Your home may have one of several types of heating systems. They can range from blowing hot air through ductwork to piping hot water through your floor.

Whatever type of heating system you have, it will have advantages and disadvantages. So it’s worth a quick review of the most popular types of home heating systems, how they work, and their pros and cons.

Forced Air Heating and Cooling System

Forced Air System

This system is by far the most common type of home heating and central air conditioning system.

Distribution

  • Air heated in a furnace
  • Air distributed from furnace through ductwork and into room by registers

Fuel Sources

Furnaces may heat air using various fuel sources such as natural gas, propane, oil or electricity

Advantages

  • Only distribution method that can used for cooling
  • Air may be filtered
  • Air may be humidified
  • Air may be dehumidified
  • Inexpensive
  • Furnace can attain highest AFUE

Disadvantages

  • Requires ductwork and takes space in walls
  • Furnace fan can often be heard
  • Moving air can distribute allergens
  • Air requires filtration and regular maintenance.

Radiant Heat

Radiant Heating System

This system is known to provide the most natural and comfortable heat in a home. It can come in a number of forms, from a pot belly stove to in-floor hot water tubing. It works through the process of radiation or direct transfer of heat from a hot to a cold surface.

Distribution

  • Most commonly provided via hot water tubing embedded in the floor or directly below the floor surface
  • Radiant panels may be used in ceilings
  • Heating stoves

Fuel Sources
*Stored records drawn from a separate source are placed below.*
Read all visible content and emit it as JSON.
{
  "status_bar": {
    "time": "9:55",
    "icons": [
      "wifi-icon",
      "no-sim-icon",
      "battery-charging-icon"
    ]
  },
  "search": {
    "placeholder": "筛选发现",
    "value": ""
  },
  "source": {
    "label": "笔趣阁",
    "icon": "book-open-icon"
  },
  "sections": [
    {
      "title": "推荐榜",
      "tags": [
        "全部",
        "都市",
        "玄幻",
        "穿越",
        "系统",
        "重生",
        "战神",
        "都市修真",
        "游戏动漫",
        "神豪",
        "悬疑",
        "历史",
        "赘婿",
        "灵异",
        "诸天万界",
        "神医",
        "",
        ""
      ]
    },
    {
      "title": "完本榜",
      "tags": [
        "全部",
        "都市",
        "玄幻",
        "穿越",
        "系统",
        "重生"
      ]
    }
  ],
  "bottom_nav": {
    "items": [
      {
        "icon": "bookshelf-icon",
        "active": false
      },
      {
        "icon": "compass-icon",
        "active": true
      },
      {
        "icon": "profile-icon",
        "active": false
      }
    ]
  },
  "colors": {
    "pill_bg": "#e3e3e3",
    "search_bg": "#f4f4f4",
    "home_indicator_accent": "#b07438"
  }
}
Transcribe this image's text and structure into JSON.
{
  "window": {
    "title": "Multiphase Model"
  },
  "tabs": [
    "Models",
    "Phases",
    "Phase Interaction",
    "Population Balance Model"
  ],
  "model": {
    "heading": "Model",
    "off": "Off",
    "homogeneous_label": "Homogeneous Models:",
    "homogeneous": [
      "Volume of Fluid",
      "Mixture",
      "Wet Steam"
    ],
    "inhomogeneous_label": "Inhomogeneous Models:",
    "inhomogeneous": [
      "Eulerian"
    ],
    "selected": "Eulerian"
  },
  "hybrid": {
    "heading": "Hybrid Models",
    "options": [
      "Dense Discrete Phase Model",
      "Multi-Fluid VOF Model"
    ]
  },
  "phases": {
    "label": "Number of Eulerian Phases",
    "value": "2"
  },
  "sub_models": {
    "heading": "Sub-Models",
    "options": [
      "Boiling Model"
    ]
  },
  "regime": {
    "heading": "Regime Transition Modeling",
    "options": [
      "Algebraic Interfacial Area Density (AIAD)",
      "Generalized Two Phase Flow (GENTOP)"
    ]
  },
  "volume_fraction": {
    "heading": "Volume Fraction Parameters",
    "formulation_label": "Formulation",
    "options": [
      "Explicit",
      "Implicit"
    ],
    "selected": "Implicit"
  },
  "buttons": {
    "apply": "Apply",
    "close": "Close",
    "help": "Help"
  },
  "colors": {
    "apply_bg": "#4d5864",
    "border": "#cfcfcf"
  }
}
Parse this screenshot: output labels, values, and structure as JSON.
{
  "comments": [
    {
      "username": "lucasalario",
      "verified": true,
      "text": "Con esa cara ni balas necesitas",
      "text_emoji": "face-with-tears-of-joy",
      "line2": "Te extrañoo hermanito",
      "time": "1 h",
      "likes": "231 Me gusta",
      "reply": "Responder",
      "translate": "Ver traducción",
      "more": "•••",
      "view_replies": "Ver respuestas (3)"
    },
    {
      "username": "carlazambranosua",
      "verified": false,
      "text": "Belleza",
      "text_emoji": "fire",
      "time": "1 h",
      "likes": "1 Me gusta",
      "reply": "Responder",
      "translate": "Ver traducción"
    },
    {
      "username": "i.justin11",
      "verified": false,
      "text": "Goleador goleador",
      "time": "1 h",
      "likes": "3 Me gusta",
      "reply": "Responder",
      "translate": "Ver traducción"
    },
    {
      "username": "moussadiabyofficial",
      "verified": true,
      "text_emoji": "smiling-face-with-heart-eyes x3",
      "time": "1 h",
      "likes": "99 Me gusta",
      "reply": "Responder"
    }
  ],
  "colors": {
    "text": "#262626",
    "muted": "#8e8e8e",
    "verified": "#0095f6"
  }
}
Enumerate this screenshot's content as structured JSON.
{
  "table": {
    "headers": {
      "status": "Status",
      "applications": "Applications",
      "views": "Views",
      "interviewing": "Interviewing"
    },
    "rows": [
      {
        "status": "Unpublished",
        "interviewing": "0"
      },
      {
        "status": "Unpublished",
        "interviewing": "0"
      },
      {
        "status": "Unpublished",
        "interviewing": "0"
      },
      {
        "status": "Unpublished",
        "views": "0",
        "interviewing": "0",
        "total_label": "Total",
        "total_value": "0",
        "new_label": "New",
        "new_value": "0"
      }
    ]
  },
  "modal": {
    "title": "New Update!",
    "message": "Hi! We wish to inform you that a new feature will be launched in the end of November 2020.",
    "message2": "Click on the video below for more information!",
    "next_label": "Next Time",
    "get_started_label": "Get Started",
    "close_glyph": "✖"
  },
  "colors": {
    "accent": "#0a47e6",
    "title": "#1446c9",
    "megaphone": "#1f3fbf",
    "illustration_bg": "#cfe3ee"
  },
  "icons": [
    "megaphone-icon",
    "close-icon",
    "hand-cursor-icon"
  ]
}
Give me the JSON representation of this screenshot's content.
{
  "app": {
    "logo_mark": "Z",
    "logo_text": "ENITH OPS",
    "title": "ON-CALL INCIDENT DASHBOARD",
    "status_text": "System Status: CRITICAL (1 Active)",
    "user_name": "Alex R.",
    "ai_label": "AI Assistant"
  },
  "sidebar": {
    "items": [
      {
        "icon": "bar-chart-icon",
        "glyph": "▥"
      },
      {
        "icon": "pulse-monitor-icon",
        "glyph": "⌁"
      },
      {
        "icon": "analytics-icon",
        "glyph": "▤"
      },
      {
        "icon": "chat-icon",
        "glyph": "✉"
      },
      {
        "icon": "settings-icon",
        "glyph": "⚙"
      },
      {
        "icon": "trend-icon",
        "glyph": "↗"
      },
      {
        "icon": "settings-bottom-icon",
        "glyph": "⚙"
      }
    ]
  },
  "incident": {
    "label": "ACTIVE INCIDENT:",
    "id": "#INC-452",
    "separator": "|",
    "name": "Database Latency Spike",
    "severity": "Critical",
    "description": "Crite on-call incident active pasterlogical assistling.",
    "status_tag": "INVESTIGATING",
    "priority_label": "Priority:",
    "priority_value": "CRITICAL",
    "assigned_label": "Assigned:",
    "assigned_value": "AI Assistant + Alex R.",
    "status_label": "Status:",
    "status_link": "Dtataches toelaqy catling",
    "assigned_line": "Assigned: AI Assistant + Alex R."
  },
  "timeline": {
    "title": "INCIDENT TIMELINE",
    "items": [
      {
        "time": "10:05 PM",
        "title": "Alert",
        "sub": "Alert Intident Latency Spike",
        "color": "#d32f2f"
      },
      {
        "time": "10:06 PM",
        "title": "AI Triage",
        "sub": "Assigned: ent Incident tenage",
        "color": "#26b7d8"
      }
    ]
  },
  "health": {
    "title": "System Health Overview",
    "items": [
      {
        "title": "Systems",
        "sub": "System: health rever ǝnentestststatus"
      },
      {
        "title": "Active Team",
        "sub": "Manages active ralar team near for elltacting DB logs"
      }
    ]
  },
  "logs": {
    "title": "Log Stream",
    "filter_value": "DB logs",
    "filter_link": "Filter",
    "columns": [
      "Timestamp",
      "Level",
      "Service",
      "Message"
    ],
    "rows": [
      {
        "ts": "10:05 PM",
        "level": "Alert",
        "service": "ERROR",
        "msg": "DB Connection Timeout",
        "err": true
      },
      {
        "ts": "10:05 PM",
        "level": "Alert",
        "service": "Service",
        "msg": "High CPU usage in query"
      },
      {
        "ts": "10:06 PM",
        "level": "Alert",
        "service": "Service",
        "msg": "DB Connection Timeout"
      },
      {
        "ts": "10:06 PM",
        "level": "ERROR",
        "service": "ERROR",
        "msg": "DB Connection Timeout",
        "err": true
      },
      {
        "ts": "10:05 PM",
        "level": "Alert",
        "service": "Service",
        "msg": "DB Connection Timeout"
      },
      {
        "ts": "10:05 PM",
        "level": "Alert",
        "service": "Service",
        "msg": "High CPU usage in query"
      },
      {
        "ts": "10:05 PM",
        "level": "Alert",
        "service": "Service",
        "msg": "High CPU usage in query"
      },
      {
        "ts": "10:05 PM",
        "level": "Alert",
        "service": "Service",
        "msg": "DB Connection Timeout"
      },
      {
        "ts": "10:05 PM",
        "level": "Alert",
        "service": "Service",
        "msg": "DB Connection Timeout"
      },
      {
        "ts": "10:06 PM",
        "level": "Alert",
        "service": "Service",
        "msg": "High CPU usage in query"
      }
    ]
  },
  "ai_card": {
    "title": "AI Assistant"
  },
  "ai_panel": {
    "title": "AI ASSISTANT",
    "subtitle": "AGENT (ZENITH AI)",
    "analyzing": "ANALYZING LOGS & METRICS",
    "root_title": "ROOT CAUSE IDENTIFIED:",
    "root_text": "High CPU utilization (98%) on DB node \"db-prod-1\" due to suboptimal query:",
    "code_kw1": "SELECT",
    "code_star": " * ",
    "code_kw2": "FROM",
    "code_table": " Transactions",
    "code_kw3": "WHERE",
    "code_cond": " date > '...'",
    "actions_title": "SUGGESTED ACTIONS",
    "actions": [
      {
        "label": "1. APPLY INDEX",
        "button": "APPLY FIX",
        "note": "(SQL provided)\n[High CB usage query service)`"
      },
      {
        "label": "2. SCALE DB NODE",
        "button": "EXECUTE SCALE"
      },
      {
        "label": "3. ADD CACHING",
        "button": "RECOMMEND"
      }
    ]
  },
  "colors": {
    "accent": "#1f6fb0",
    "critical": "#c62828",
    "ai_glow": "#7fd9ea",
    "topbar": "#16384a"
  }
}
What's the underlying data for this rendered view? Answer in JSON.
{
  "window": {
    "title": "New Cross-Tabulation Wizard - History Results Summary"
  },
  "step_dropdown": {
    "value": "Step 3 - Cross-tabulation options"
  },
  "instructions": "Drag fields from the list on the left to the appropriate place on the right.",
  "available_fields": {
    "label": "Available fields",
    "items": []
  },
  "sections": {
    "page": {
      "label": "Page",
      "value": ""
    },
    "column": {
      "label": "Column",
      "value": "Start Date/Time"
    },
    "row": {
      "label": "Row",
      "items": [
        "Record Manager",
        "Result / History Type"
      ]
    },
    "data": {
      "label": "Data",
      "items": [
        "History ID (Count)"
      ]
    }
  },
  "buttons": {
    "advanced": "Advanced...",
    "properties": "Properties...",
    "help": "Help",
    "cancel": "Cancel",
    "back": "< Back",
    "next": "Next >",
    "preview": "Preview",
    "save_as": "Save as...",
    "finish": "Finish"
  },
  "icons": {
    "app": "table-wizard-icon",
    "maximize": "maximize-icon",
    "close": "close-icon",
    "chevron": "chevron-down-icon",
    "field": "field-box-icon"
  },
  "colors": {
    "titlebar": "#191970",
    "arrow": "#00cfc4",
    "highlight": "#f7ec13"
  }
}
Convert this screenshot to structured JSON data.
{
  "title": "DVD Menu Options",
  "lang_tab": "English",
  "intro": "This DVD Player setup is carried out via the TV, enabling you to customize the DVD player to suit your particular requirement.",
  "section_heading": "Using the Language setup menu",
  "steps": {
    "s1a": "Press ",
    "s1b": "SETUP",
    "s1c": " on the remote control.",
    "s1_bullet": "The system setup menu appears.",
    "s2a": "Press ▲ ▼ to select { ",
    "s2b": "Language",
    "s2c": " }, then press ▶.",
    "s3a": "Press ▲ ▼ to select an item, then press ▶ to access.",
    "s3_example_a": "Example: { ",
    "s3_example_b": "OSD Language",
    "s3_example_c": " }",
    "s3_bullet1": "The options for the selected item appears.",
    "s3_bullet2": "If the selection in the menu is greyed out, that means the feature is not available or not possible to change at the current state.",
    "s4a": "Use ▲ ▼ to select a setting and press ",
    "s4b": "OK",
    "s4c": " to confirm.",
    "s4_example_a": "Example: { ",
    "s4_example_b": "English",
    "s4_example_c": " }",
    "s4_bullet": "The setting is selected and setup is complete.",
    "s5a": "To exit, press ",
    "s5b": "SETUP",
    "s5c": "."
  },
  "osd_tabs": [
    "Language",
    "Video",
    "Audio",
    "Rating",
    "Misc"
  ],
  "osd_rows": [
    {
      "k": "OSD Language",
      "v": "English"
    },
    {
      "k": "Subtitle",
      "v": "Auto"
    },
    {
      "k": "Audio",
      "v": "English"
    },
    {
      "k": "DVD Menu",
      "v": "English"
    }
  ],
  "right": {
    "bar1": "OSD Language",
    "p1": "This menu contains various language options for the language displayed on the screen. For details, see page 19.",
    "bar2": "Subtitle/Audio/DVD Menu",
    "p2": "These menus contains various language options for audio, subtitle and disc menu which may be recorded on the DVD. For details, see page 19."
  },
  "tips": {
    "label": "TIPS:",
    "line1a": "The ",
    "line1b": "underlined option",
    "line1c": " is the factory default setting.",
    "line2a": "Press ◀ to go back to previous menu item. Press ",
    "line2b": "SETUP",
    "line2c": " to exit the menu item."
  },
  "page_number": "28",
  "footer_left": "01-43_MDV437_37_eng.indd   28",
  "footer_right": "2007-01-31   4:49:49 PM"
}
  • In-floor systems use hot water heated by a boiler
  • Boiler may be fueled by natural gas, propane, oil or electricity
  • Heating stoves may use wood or coal

Advantages

  • Comfortable, even heat
  • Boilers can be energy efficient

Disadvantages

  • Slow heating up cycle since surrounding materials must warm
  • Expensive installed cost
  • Difficult access to hidden piping if maintenance problems emerge.
  • Air conditioning requires a separate ductwork distribution and cooling system.

Hydronic (Hot Water Baseboard)

Hot Water Baseboard System

Similar to radiant heat, this system uses hot water heated by a boiler to heat a space by a combination of radiation and convection.

Distribution

  • Hot water heated by boiler and piped to “fin-tube” baseboard units mounted along walls. The fins increase the surface area of heat dissipation making the unit more efficient.
  • Air is distributed by convection as air rises and is heated by the baseboard unit.

Fuel Sources

  • Boiler may be fueled by natural gas, propane, oil or electricity

Advantages

  • Energy efficient
  • Quiet
  • Close temperature control

Disadvantages

  • Baseboard radiation / convection units must remain unobstructed and can provide challenges in furniture placement and drape design.
  • Slow temperature increase.
  • Air conditioning requires a separate ductwork distribution and cooling system.

Steam Radiant

Steam Radiant Heating System

Steam radiators are nostalgic and not often used today. They are characterized by cast iron upright radiators radiating heat with steam.

Steam systems come in two varieties, one-pipe and two-pipe systems. With one-pipe systems the water and steam travel in the same pipe but in opposite directions. In two-pipe systems, steam flows in one pipe and water condensate returns in another set of pipes.

Distribution

  • Heat is distributed with steam piping and radiator units

Fuel Sources

  • Steam boiler may be fueled by natural gas, propane, oil or electricity

Advantages

  • Efficient and warms spaces quickly
  • Radiant heat is comfortable
  • Old hot water system radiators can now be replaced with smaller convection units or vertical wall panel radiators

Disadvantages

  • Radiators can be unsightly
  • Radiator locations may limit furniture placement and window coverings
  • Air conditioning requires a separate ductwork distribution and cooling system.

Boilers

Boilers

A boiler is the heating plant used to create hot water or steam for hydronic baseboard, radiant heat or steam radiator heating systems. Boilers can use a variety of fuels including natural gas, propane, oil or electricity.

Steam boilers are more complex than hot water boilers and have special gauge glass, pressure gauges, blow off valves and automatic feeds.

Hot water boilers can be small, compact, energy efficient and low maintenance.